Lifelong Health

Sarah Cappiello's story

When her daughter told her to sit down, Sarah Cappiello wasn’t sure what was coming next.

Jackie Morande had gotten the call from Sanders Retirement Village, a Riverside retirement community in Gloucester. A unit had become available earlier than expected and it was time to move.

“I jumped for joy,” Cappiello says. “My daughter was surprised. She thought I was doing it for her.”

The truth is the five-bedroom home Cappiello owned and once shared with her husband, Louis, had become too much to care for. She lost him in 2014 and was eager to move into a more manageable space.

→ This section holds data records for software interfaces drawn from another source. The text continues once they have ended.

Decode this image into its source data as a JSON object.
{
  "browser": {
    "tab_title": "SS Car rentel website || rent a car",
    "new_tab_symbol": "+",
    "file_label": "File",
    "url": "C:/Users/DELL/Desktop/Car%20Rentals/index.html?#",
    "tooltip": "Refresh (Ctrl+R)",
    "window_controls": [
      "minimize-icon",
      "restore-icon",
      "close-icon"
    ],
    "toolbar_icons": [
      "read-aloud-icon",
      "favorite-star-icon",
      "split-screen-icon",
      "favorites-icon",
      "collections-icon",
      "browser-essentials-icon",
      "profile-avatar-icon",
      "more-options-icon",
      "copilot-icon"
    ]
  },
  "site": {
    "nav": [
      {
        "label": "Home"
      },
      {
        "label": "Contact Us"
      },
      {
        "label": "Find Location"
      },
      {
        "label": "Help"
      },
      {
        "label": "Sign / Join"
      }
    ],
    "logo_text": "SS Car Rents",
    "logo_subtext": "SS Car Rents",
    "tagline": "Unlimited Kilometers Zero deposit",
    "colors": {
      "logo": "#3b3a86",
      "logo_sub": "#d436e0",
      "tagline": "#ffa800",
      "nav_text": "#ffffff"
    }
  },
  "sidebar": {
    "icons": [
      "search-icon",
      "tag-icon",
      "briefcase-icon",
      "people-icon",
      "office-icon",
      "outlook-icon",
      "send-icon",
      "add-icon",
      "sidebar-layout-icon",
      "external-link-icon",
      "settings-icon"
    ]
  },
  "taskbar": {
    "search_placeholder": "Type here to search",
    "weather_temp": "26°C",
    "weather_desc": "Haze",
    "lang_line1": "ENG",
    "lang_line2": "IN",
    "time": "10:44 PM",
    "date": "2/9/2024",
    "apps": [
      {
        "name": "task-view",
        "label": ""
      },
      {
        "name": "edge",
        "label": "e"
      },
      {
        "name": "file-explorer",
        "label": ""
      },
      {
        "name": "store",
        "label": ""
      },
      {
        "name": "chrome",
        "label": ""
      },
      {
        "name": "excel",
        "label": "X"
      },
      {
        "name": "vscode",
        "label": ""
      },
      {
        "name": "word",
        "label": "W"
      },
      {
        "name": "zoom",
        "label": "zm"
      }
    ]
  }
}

Sanders is just 2½ miles from her old home and close enough to all the Gloucester Main Street amenities that Cappiello enjoys. Her one-bedroom cottage came with new appliances, new blinds, fresh paint and updated carpet. Best of all, she felt safe during all phases of the COVID-19 pandemic.

“They had such restrictions,” she says in the Long Island accent that’s never left her. “At first we thought, ‘C’mon. Everybody thought, ‘Two weeks you’ll be wearing the mask and that’s it, Honey.’ Let me tell you, it wasn’t that way. They take care of us here.”

The community that offers assisted and rehabilitative options in addition to the independent living cottages where Cappiello, 85, resides reported no COVID cases at any time during the pandemic.

Cappiello followed all the safety protocols, which halted community lunches and afternoon Rummikub games. Mingling was discouraged. Everybody wore a mask.

“Not one person got sick,” Cappiello says. “We’re very proud of that.”

Vaccine rollout was a breeze. Sanders offered it to the entire community. Cappiello got hers on February 1, adding “They did a really good job with it.”

When Cappiello watches news reports of the loss of life from the pandemic, she can’t fathom the numbers. She’s grateful for the care the Riverside staff took with the residents in Sanders, where she says, “They make you feel like it’s your home.”

She can plant flowers outdoors if she chooses or put a wreath up on her door — small things that other retirement villages frown upon. The staff checks in on the residents regularly, and the residents look out for each other.

“They don’t restrict you,” she says. “But they do take care of you.”